In my formative drumming years, I often heard stories of jazz drummers and educators who espouse an elitist view point: if you don't live in New York and play in jazz clubs for ten years, you are not a real jazz drummer. This may sound extreme, but this was exactly one such viewpoint that was thrust upon me be some so-called 'established' players.
For all of my thoughts and opinions about drumming, and the arts in general, one aspect I cannot tolerate is elitism. Music and the arts in general, and jazz drumming in particular, do not belong to anybody, and are not and should not be the reserve of any kind of elites. A ten-year old grade 1 drummer playing a swing pattern along to a simple bassline has just as much right to call themselves a jazz drummer as Jack DeJohnette. There are, of course, differences of scale, of careers, or achievement and ability, but the artform itself, the simple act of trying to play jazz is playing jazz.
I should make it clear at this point that I in no way wish to diminish the history of jazz. Jazz history is at times tragic, fascinating, triumphant, and many other things, and it is not to be dismissed. That said, the artform as it exists today is one that encourages exploration, collaboration, and expression. These three things cannot coexist alongside an attitude of exclusion. I grew up just outside Nottingham, England. The jazz scene here is small but passionate. By sheer instance of where I was born, am I to be forever denied the chance to play real jazz, simply because I have no geographical access to the areas where it now thrives? What of a student who adores Tony Williams but happened to be born in Algeria, or Iran, or South Africa?
Thankfully, most of my own experiences with playing jazz professionally have been happy ones, but cliques exist, and attitudes of exclusion, sadly, perpetuate within this scene as much as anywhere else.
I wonder if the attitude is somewhat founded in the inherent difficulty of jazz. It is hardly contentious to state that playing jazz to a high level is challenging on any instrument. Not only does the player have to have a strong grasp of technique and theory, but the confidence and knowledge of improvisation; the old adage of knowing the rules well enough to break them. Why, a young student asks me, is jazz improvisation not random?
The inherent difficulty perhaps breeds an attitude of entitlement: I earned the right to play jazz because I developed the ability to do so. Though there is some perverse logic in this, pride has not place in art, and this should be resisted. Indeed, the very best jazz experiences I have had have come from playing with other musicians who, while being exceptionally talented, are humble, gracious, and simple nice.
When I was writing Broken Time Drumming, I was fortunate enough to consult with John Riley, jazz drummer and author of the seminal Art of Bob Drumming and Beyond Bop Drumming books.
John was welcoming and enthusiastic in his consultation, yet something he said has stayed with me.
Broken Time Drumming is analytic in nature. It explores concepts and themes which are
really quite deep and complex.

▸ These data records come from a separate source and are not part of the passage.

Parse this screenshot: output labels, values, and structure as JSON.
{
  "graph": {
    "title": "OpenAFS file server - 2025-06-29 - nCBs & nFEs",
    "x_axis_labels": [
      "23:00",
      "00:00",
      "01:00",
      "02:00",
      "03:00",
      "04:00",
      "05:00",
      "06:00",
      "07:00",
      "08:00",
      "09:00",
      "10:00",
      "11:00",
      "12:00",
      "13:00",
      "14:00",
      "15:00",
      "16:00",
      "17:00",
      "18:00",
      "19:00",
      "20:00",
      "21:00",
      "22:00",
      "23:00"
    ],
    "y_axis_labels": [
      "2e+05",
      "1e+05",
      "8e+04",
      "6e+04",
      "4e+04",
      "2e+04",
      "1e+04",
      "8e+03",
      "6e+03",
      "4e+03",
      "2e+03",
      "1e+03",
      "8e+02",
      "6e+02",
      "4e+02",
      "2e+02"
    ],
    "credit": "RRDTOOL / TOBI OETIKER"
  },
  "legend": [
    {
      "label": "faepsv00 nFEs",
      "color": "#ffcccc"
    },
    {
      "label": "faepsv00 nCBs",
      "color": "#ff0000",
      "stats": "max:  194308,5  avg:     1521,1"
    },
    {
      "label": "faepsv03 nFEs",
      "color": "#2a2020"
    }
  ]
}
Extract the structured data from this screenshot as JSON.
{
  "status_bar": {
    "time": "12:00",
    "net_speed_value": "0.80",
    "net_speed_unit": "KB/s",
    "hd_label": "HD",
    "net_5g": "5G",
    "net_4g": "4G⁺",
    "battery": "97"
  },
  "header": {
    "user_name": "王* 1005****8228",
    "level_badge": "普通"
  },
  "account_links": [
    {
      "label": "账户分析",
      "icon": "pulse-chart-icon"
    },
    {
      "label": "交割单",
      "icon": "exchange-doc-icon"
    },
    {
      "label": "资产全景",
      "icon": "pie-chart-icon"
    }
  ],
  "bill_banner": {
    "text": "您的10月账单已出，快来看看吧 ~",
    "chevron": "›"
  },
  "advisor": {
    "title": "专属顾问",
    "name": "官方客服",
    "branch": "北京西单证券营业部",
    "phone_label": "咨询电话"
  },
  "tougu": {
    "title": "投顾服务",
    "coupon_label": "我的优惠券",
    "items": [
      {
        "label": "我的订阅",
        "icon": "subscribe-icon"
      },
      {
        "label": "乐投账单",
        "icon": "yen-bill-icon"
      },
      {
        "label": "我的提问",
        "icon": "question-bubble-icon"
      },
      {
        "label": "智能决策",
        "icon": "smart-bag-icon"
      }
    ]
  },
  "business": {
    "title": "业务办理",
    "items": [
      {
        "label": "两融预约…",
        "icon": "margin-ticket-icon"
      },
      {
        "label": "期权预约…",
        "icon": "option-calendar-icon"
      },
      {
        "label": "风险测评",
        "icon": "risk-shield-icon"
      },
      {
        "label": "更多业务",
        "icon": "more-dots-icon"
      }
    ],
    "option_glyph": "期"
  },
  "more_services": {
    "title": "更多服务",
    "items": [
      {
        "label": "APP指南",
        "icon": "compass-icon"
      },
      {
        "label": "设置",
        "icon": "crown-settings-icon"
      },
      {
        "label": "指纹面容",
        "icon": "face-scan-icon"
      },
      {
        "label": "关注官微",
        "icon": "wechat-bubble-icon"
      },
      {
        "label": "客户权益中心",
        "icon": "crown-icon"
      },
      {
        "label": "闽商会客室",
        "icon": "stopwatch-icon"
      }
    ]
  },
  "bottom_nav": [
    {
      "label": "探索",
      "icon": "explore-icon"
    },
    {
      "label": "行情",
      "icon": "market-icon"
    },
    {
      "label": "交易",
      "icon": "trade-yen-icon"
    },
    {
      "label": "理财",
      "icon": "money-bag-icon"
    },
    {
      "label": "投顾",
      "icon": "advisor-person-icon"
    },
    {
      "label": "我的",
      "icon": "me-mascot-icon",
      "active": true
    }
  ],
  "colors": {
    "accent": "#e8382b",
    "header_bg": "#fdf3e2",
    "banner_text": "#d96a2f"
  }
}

I am myself quite analytical in nature, and the act of studying the material and developing my own concepts was not only incredibly rewarding and interesting, but helped me to understand it better for my own playing.
John was not so keen on this approach, and repeatedly told me that he didn't believe many of the great jazz drummers conceptualised their playing in this way. My response was to say of course they didn't. This is how I am conceptualising it, which is the very purpose of the book. It would surprise me very much if Jack DeJohnette were to read my book and state that the way I explain the concepts were the same as how he would explain them. I am not Jack DeJohnette, and he is not me.
The issue here is that jazz has become something of an enigma, steeped in mysticism. Improvisation is sometimes described as being almost spiritual in nature (Jack DeJohnette himself often describes his own approach in spiritual terms), and the same is true of jazz harmony (which is itself extremely complex). We want to say that the true expressiveness of jazz should come naturally, and that we cannot prescribe ways to do it, we just have to feel it. In reality, this approach is useless in terms of its educational value, and harks back to the problem of elitism. In essence, this is saying that you can't learn jazz, you either feel it or you don't. To this, I say nonsense. My book, for instance, tackles a very expressive and improvisational topic in a very analytical way because this is how I learn. That does not then mean that my playing and performance is not expressive, but that I have equipped myself with the relevant tools to better learn and understand.
Ultimately, a student should never hear just feel it from a teacher. That teacher would not be doing their job. Things are easy to feel when you have been doing it for a decade. When you are just starting out, it's as useless as an eagle telling a penguin to just flap their wings.